Written by Daniel Standing LL.B., Editor, First Reference Inc.
These are two words no employee wants to hear. If job security goes together with seniority, then probationary employees walk a fine line every day they go to work. Most employers with collective agreements that allow for probationary periods rightly view them as a condition of hire during which they can closely observe the new employee and decide whether the person is a good fit. Many would likely say that the organization can dismiss the probationer for next to no reason at all, provided they don’t treat the person too badly in doing so. But is the bar for firing someone who is on probation really that low? A recent federal government case, Ebada v. Canada Revenue Agency, 2021 FPSLREB 94, sets out the law on disguised discipline in probationary terminations.
Under the rubric of its Information Technology Apprenticeship Program (ITAP), the Canada Revenue Agency hired the grievor, Mohamed Ebada, into an IT Developer CS-01 position in 2013 with the objective of eventually promoting him to a CS-02 position. He was subject to a 12-month probationary period which, under the terms of the ITAP, could be extended. Unfortunately, the employer rejected him at the end of his year-long probation in April 2014, citing “performance gaps” and substandard interactive communication skills. The termination letter mentioned that management had taken various steps to help the employee improve, including additional training, coaching, meetings and a performance improvement plan.
Although the employer insisted that its decision was not disciplinary, case law holds that a decision-maker (here, the Federal Public Sector Labour Relations and Employment Board) is entitled to look into the situation to determine if it is really as it appears. The Board explained the shifting legal onus, beginning with the employer’s burden of proof. As soon as there is evidence that the employer is dissatisfied with the employee for bona fide, good faith reasons, the employer can reject the employee on probation. At that point, the onus shifts to the grievor to prove that the alleged rejection of probation was really a disguised disciplinary action.
The Board stated that the case law for rejections of probation can be done for bona fide dissatisfaction with the grievor’s suitability for the job. If that is not the case, then it is seen as a sham or a camouflage, making it a disguised disciplinary action. Unsurprisingly, this determination requires one to look at all of the circumstances involved in the dismissal, starting from the presumption that the employer acted in good faith.
At the hearing, it became evident that the grievor’s employment was terminated based on negative comments that management received about him from his teammates. The actual managers were unable to explain why Mr. Ebada’s performance did not meet the requirements; instead their evidence was non-specific and was mostly hearsay. The adjudicator explained that if there is no substance behind the reasons the employer listed for the termination, the Board may find there was no bona fide dissatisfaction, making it a disguised disciplinary action.

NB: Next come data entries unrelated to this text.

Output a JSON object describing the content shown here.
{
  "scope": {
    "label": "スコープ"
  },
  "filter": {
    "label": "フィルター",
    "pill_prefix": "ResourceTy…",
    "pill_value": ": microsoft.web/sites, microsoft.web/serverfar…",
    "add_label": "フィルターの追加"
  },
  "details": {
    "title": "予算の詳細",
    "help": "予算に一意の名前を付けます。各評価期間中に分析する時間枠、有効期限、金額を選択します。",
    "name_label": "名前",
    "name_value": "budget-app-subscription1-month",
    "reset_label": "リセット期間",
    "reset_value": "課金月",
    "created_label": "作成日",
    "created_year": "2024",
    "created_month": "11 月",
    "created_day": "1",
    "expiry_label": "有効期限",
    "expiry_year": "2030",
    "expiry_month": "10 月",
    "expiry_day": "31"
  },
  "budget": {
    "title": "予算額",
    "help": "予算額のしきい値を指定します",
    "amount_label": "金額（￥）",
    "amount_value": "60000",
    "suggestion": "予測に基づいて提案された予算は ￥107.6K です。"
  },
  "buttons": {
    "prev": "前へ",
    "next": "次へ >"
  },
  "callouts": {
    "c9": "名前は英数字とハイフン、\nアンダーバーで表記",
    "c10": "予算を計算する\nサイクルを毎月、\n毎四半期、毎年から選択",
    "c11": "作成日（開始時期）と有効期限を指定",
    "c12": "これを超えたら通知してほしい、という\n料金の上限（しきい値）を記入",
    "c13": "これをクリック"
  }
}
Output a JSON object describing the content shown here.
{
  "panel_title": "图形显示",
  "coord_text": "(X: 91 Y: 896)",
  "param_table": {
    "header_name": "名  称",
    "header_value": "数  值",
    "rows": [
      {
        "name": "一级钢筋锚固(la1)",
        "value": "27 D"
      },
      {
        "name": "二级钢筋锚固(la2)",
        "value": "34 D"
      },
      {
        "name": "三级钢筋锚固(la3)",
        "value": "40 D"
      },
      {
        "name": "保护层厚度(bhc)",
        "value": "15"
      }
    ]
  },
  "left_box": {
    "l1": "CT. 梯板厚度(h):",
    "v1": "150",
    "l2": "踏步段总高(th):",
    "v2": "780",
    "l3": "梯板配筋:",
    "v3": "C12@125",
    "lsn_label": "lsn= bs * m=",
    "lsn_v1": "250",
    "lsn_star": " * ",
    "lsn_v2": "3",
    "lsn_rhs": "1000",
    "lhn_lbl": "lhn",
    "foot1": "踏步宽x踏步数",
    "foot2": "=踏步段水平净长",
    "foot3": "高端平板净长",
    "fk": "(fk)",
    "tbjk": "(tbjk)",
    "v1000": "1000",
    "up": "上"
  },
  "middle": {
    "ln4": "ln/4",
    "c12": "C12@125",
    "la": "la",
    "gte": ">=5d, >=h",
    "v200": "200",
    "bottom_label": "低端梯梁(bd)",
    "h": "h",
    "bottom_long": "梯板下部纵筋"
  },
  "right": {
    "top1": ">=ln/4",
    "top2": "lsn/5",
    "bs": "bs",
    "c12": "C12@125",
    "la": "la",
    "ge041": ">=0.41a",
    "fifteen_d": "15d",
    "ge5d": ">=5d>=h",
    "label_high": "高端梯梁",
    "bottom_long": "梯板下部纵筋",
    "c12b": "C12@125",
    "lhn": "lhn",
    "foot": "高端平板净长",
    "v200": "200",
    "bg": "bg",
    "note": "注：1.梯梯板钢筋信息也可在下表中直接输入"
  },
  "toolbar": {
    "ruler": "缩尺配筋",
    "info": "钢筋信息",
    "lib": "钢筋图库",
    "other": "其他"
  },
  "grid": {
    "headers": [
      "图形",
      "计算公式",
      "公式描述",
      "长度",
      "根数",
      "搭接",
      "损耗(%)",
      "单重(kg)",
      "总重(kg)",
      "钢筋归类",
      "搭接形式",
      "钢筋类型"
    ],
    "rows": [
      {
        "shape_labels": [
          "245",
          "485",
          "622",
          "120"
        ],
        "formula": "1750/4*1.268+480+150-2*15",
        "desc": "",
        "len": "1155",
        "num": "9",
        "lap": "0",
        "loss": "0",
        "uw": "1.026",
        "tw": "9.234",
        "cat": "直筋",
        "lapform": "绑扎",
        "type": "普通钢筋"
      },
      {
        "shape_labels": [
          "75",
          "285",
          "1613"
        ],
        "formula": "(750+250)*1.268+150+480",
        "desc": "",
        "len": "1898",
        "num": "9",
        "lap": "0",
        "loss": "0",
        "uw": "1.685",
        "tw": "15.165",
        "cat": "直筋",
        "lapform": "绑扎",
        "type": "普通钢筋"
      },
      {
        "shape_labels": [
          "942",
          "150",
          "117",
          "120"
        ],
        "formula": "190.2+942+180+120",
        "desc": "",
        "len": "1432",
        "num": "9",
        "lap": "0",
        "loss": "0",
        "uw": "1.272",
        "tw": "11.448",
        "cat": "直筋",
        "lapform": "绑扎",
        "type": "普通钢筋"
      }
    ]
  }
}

Mr. Ebada’s performance improvement plan and his mid-year performance review showed that he had some problems at the start of his probationary period, but that he mostly met expectations. The employee’s performance shortcomings were not enough to cost him his job in the Board’s estimation since most new employees have a learning curve. Also, the evidence, in this case, showed that it would be 12-18 months before he would have been expected to progress to a CS-02.
Adding insult to injury, the employee’s uncontradicted evidence was that he was never told that there were problems with his performance, and he was denied technical training that impacted his work performance. If there were problems with his performance, then the ITAP required the employer to consider extending the probationary period. Since the employer failed to do that, it cast doubt on its true intentions. A review of these factors led the Board to conclude that the dismissal was arbitrary and not based on a bona fide dissatisfaction with Mr. Ebada’s ability to do his job.
The arbitrator declined to issue a remedy in the absence of submissions on that point. She directed the parties to try to agree on an appropriate remedy, failing which mediation was prescribed to assist them in resolving the dispute.
What exactly does the employer have to show to terminate a poorly performing probationer? As in any case, the facts dictate the result, but at least in the federal sector, the concept of good faith reigns supreme. Good faith is a broad concept that essentially means dealing fairly and exercising discretion reasonably.
Even in a case where a probationary employee is denied the protection of the ‘just cause’ standard of evidence leading to termination, they are still entitled to protection against arbitrary or unreasonable dismissal. Consider, for example, whether the context requires a performance review at some point before the end of the probationary period. Probationers can be set up to succeed with appropriate training, coaching or other tools. It goes without saying that employees must know the standard that’s expected to be met. Nothing could be more demoralizing than being fired for reasons that went unaddressed during the probationary period. Employers who shroud their intentions in trumped-up allegations of the poor performance run a real risk of falling into the trap of ‘disguised disciplinary action’. Transparency about performance problems during probationary periods is critical to avoiding this outcome.